The focus on the presentation is kept refreshingly simple despite the scale of the venue. He is a no-frills blue-collar guy. Thematically, he runs the gamut of relationships (before, during and after), barroom antics (or sometimes, just beer in a domestic setting), travelling the road in small- and mid-town America, with enough lyrical insight to keep the audience on aural alert. Indeed, most of them seem to have learned the full lyrical output of his career to date – which he observes with relish. We are talking a countrified take on US rock here, something in an Eric Church mode with perhaps an extra commercial slickness or a more chest-beating Chris Stapleton ramped up to 11. Big lengthy guitar notes, simple vernacular lyricism, thundering drums up front on most tracks and anthemic choruses. The band fleshing out his big sound on tour are Robert Williford and Tyler King on guitars; Jake Sommers ,drums; Delaney Baker, bass and Kurt Ozan on Dobro and pedal steel (which adds some nuance to the guitar-heavy dominance). Combs is hugely prolific as he currently has over 20 tracks already laid down from which to select the follow up album’s contents. How he chooses the singles to be released must be a tricky selection, but we were treated to the likes of ‘Hurricane’ (“the song that changed my life”), ‘Must’ve Never Met You’, ‘Beautiful Crazy’, ‘One Number Away’ and ‘She Got the Best of Me’.

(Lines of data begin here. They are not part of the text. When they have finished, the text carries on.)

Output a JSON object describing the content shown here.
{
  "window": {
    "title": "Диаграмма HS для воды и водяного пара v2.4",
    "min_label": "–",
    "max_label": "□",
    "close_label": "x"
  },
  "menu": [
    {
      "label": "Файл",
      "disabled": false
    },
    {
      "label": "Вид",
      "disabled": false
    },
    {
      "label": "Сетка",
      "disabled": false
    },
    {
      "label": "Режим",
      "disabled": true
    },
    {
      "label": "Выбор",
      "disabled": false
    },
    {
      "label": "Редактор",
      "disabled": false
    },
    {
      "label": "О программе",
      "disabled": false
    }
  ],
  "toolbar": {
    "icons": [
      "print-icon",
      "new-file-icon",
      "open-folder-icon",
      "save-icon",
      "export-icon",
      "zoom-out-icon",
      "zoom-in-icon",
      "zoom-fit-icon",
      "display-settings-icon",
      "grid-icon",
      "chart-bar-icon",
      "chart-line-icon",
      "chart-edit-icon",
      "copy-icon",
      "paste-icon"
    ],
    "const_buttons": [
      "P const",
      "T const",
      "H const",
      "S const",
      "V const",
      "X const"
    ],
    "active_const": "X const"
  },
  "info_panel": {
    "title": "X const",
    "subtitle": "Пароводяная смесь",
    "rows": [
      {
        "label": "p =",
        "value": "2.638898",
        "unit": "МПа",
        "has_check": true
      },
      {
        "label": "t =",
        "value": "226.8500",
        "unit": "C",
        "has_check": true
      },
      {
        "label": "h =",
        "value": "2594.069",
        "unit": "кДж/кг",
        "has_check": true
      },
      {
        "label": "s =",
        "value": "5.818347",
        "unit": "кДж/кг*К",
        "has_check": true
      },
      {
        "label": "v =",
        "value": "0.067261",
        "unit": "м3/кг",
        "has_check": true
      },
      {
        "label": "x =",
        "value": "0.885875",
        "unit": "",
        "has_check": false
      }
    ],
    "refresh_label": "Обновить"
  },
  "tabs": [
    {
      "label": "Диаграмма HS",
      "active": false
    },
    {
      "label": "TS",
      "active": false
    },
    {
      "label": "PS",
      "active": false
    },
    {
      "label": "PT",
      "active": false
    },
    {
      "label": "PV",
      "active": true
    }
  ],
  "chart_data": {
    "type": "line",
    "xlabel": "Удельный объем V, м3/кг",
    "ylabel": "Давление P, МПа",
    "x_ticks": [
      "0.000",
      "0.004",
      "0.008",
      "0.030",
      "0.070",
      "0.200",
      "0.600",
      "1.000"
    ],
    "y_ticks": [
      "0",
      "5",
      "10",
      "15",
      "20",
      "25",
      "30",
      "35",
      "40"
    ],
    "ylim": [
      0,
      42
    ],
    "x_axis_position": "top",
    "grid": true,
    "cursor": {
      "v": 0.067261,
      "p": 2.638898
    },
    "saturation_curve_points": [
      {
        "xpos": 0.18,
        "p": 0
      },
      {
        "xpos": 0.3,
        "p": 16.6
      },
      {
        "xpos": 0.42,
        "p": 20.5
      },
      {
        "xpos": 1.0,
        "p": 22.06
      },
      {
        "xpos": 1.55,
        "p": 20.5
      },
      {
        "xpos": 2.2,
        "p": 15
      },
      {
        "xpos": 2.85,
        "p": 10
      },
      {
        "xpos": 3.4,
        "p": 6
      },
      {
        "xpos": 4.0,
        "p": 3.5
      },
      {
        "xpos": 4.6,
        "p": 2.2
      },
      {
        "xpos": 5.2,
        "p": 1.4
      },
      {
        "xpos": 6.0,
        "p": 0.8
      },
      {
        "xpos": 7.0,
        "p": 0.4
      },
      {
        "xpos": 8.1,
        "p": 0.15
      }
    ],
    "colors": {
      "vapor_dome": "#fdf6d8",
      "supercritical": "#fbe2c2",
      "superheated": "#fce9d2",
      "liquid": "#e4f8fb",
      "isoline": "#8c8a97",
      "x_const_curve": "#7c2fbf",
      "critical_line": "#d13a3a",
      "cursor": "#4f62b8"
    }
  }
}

The support act – and we were spoiled here – was the splendid Ashley McBryde who has herself been making big waves in the industry. Like Combs, she is a 2018 ‘graduate’ of the C2C extravaganza. Born and raised in Arkansas, she released her first EP in 2007 (shortly after being spotted as one to watch by Eric Church) so she has paid her dues before the current breakthrough. Keenly inked, she has a powerful repertoire, more diverse tempos than the headliner and an admirable skill for crafting a rock-side-of-country gem. Tonight she was solo and acoustic which brought her belter of a voice to the fore, happy to max out on a 60-minute set, a favour from the headliner. She showcased her album ‘Girl Going Nowhere’ whose title refers to how she was perceived at school (“Don’t waste your life/Behind that guitar”). Lyrically and thematically she occupies broadly similar terrain to Combs and it’s notable that she too shares his wonder at having made the transition from middle America to global venue-filler. ‘Radioland’ is her tribute to the power of radio to motivate and inspire youngsters living in quieter parts of the States. ‘Livin’ Next to Leroy’ and ‘Jacket’ are standout rockier tracks. Leroy is ‘a transplant from Alabama’ and is a cipher for the cross-USA drug dependency (“the first time I met him/He asked me for a spoon”). The latter is a poignant song about all the concert memories collected over many years that the singer’s dad’s jacket has been worn at, a great conceit with a fine melody. She completed her set with a cover of ‘Jolene’ and then Johnny Cash’s version of ‘I’ve Been Everywhere’ to which she adds her own distinctive verse, and then rounded it off with her own ‘A Little Dive Bar in Dahlonega’ singing that she was, “Trying to make the best/Of those worst day kind of nights”.